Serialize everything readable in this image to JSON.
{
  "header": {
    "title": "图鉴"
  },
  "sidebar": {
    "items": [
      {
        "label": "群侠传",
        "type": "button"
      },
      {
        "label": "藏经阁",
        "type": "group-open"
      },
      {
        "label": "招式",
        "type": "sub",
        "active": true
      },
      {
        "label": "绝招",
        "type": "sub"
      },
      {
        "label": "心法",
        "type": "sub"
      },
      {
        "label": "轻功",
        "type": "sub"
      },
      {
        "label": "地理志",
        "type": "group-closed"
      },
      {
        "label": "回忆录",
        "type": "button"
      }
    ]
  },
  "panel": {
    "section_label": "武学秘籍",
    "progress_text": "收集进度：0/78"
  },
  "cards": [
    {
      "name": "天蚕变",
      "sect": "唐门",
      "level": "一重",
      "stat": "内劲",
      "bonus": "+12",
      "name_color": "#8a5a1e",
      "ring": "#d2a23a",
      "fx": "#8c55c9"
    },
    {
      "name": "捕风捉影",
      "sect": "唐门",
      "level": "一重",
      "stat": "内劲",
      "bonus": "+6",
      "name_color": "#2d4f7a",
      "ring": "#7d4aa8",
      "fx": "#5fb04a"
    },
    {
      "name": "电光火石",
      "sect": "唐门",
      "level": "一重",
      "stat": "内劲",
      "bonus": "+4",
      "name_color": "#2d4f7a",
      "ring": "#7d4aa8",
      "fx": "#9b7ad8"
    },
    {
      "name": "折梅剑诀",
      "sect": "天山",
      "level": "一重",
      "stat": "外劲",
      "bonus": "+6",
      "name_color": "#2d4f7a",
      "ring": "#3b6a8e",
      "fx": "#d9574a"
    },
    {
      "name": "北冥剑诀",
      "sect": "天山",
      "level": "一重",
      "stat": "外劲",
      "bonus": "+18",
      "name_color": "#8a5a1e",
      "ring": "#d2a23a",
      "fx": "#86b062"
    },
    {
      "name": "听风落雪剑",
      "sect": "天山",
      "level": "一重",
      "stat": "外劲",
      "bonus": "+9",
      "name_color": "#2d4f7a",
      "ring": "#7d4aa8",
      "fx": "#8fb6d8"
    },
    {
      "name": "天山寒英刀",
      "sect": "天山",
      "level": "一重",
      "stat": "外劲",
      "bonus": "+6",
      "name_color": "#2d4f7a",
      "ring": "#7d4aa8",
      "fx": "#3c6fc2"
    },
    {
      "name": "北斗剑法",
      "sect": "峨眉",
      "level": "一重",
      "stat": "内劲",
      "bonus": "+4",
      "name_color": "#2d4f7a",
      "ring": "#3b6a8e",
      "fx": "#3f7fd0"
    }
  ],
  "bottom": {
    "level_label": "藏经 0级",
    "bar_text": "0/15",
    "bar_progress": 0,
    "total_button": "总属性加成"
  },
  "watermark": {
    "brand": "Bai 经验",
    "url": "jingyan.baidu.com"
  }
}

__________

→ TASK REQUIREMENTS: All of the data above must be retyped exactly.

→ EXPECTED OUTPUT:
Serialize everything readable in this image to JSON.
{
  "header": {
    "title": "图鉴"
  },
  "sidebar": {
    "items": [
      {
        "label": "群侠传",
        "type": "button"
      },
      {
        "label": "藏经阁",
        "type": "group-open"
      },
      {
        "label": "招式",
        "type": "sub",
        "active": true
      },
      {
        "label": "绝招",
        "type": "sub"
      },
      {
        "label": "心法",
        "type": "sub"
      },
      {
        "label": "轻功",
        "type": "sub"
      },
      {
        "label": "地理志",
        "type": "group-closed"
      },
      {
        "label": "回忆录",
        "type": "button"
      }
    ]
  },
  "panel": {
    "section_label": "武学秘籍",
    "progress_text": "收集进度：0/78"
  },
  "cards": [
    {
      "name": "天蚕变",
      "sect": "唐门",
      "level": "一重",
      "stat": "内劲",
      "bonus": "+12",
      "name_color": "#8a5a1e",
      "ring": "#d2a23a",
      "fx": "#8c55c9"
    },
    {
      "name": "捕风捉影",
      "sect": "唐门",
      "level": "一重",
      "stat": "内劲",
      "bonus": "+6",
      "name_color": "#2d4f7a",
      "ring": "#7d4aa8",
      "fx": "#5fb04a"
    },
    {
      "name": "电光火石",
      "sect": "唐门",
      "level": "一重",
      "stat": "内劲",
      "bonus": "+4",
      "name_color": "#2d4f7a",
      "ring": "#7d4aa8",
      "fx": "#9b7ad8"
    },
    {
      "name": "折梅剑诀",
      "sect": "天山",
      "level": "一重",
      "stat": "外劲",
      "bonus": "+6",
      "name_color": "#2d4f7a",
      "ring": "#3b6a8e",
      "fx": "#d9574a"
    },
    {
      "name": "北冥剑诀",
      "sect": "天山",
      "level": "一重",
      "stat": "外劲",
      "bonus": "+18",
      "name_color": "#8a5a1e",
      "ring": "#d2a23a",
      "fx": "#86b062"
    },
    {
      "name": "听风落雪剑",
      "sect": "天山",
      "level": "一重",
      "stat": "外劲",
      "bonus": "+9",
      "name_color": "#2d4f7a",
      "ring": "#7d4aa8",
      "fx": "#8fb6d8"
    },
    {
      "name": "天山寒英刀",
      "sect": "天山",
      "level": "一重",
      "stat": "外劲",
      "bonus": "+6",
      "name_color": "#2d4f7a",
      "ring": "#7d4aa8",
      "fx": "#3c6fc2"
    },
    {
      "name": "北斗剑法",
      "sect": "峨眉",
      "level": "一重",
      "stat": "内劲",
      "bonus": "+4",
      "name_color": "#2d4f7a",
      "ring": "#3b6a8e",
      "fx": "#3f7fd0"
    }
  ],
  "bottom": {
    "level_label": "藏经 0级",
    "bar_text": "0/15",
    "bar_progress": 0,
    "total_button": "总属性加成"
  },
  "watermark": {
    "brand": "Bai 经验",
    "url": "jingyan.baidu.com"
  }
}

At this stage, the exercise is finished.